My First Roll of Slide Film


After Kodak announced the discontinuation of several transparency films, I decided to try some of them before they finally become just part of photography’s history. The photos that I’m showing here were captured using my beloved Nikon FM3A and Kodak E100VS slide film.

I was quite uncomfortable at first, knowing that slide film is probably the most unforgiving medium. It has a very narrow dynamic range of about 4-5 stops. It means that I had to carefully choose what I shoot. Before tripping the shutter I had to evaluate the light as best as I could and make sure that I am properly judging the meter reading from my camera. In the shot above, the exposure needle of my FM3A was almost pointing at 1/15s. I thought that it must have been tricked by the shadow areas. My goal was to capture the sunlight hitting the buildings and bridge so I was careful not to blow up the highlights. I decided to expose one stop lower at 1/30s and this is what I got. I really like the warm light hitting the top of the bridge against the storm clouds in the background. When I composed the shot I had panoramic cropping in mind so I made sure that the important parts are all framed right in the middle.

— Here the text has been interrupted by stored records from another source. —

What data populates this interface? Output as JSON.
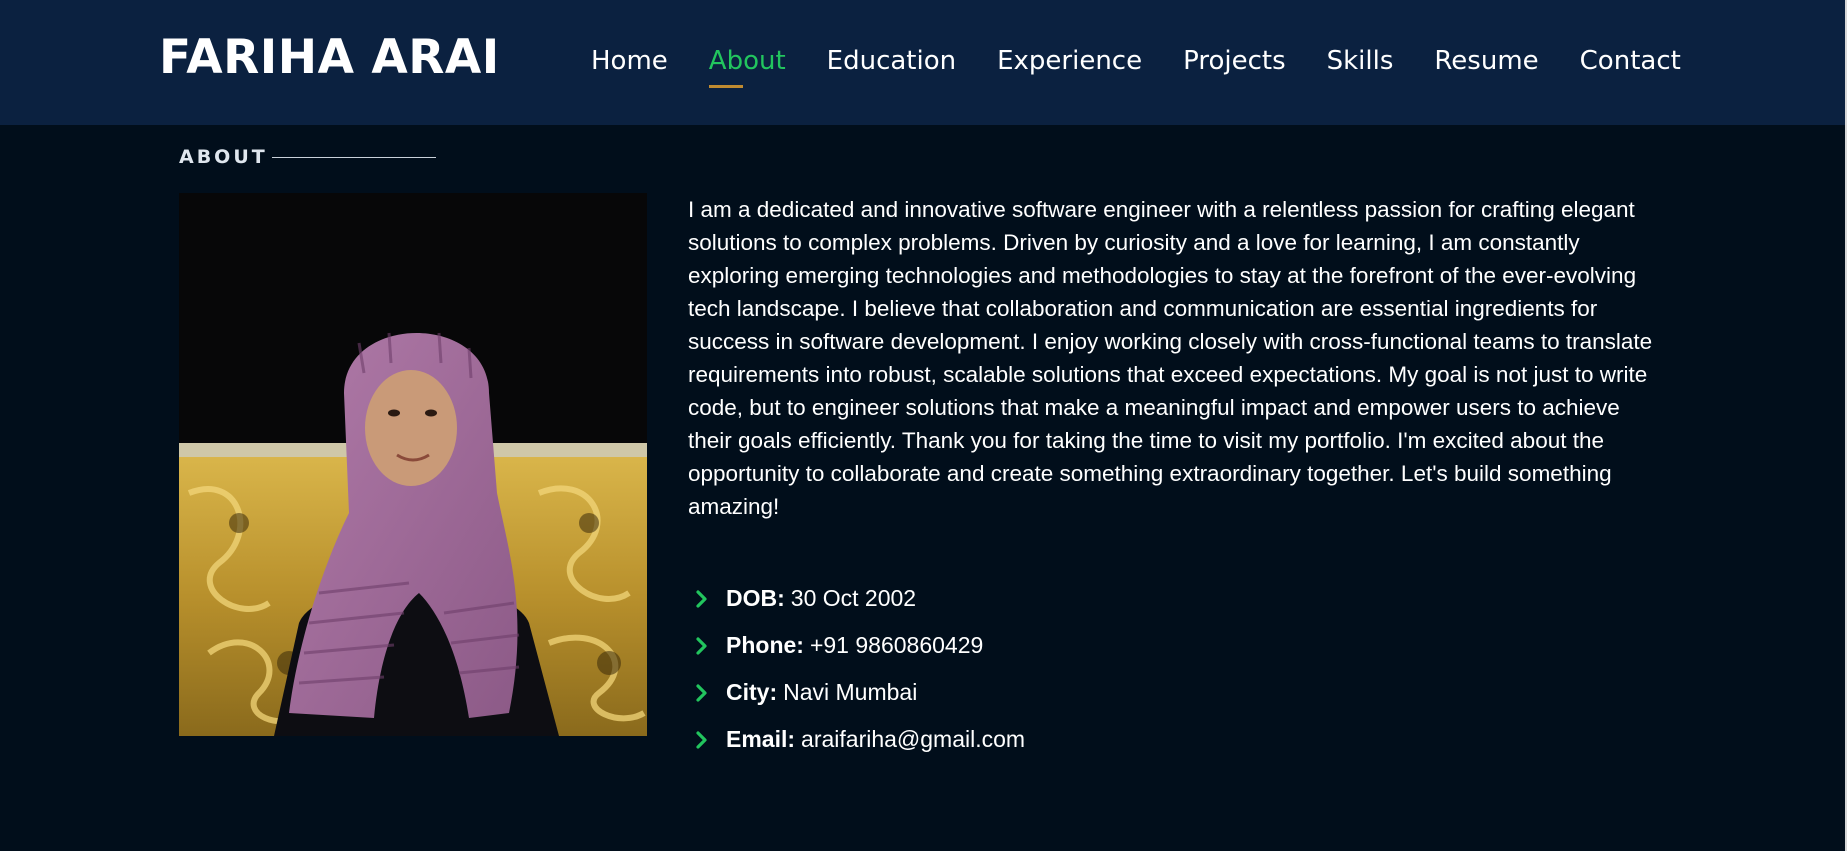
{
  "header": {
    "logo": "FARIHA ARAI",
    "nav": [
      {
        "label": "Home",
        "active": false
      },
      {
        "label": "About",
        "active": true
      },
      {
        "label": "Education",
        "active": false
      },
      {
        "label": "Experience",
        "active": false
      },
      {
        "label": "Projects",
        "active": false
      },
      {
        "label": "Skills",
        "active": false
      },
      {
        "label": "Resume",
        "active": false
      },
      {
        "label": "Contact",
        "active": false
      }
    ]
  },
  "about": {
    "section_title": "ABOUT",
    "bio": "I am a dedicated and innovative software engineer with a relentless passion for crafting elegant solutions to complex problems. Driven by curiosity and a love for learning, I am constantly exploring emerging technologies and methodologies to stay at the forefront of the ever-evolving tech landscape. I believe that collaboration and communication are essential ingredients for success in software development. I enjoy working closely with cross-functional teams to translate requirements into robust, scalable solutions that exceed expectations. My goal is not just to write code, but to engineer solutions that make a meaningful impact and empower users to achieve their goals efficiently. Thank you for taking the time to visit my portfolio. I'm excited about the opportunity to collaborate and create something extraordinary together. Let's build something amazing!",
    "details": [
      {
        "label": "DOB:",
        "value": "30 Oct 2002",
        "icon": "chevron-right-icon"
      },
      {
        "label": "Phone:",
        "value": "+91 9860860429",
        "icon": "chevron-right-icon"
      },
      {
        "label": "City:",
        "value": "Navi Mumbai",
        "icon": "chevron-right-icon"
      },
      {
        "label": "Email:",
        "value": "araifariha@gmail.com",
        "icon": "chevron-right-icon"
      }
    ]
  },
  "colors": {
    "header_bg": "#0b2140",
    "page_bg": "#010e1b",
    "accent_active": "#22c55e",
    "nav_underline": "#c08b31",
    "chevron": "#22c55e"
  }
}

I wanted to use the whole frame but in order to capture the building and the bridge I had to shoot wide and aim higher. Wide and high introduced so much distortion that the buildings seem to lean over to the center of the frame. My only option was to shoot wide but frame it in such a way that the horizon was almost in the middle, a mortal sin in composition unless you have a reason to do so. In this case, the reason was my goal of doing a 1×2 panoramic format and I think I have succeeded in doing that.

I wish I could let everyone see the actual frames on film. The colours are so intense and there’s depth that it looks three-dimensional. I used my cheap Epson V500 scanner to digital the film and to be honest, I think it just ruined the image. I guess slide film is meant to be viewed in a slide projector.

I am very happy with the results and would definitely buy more of this stuff before the world runs out of them. Of the 36 frames, I got more than 10 keepers and I think that says a lot about how film forces you to think a hundred times before clicking the shutter. There’s no reason you couldn’t do the same with digital photography but there’s always the temptation of deleting the bad ones or fixing it later in post or storage is cheap arguments.

Before I sign off, here’s more of my slide film captures: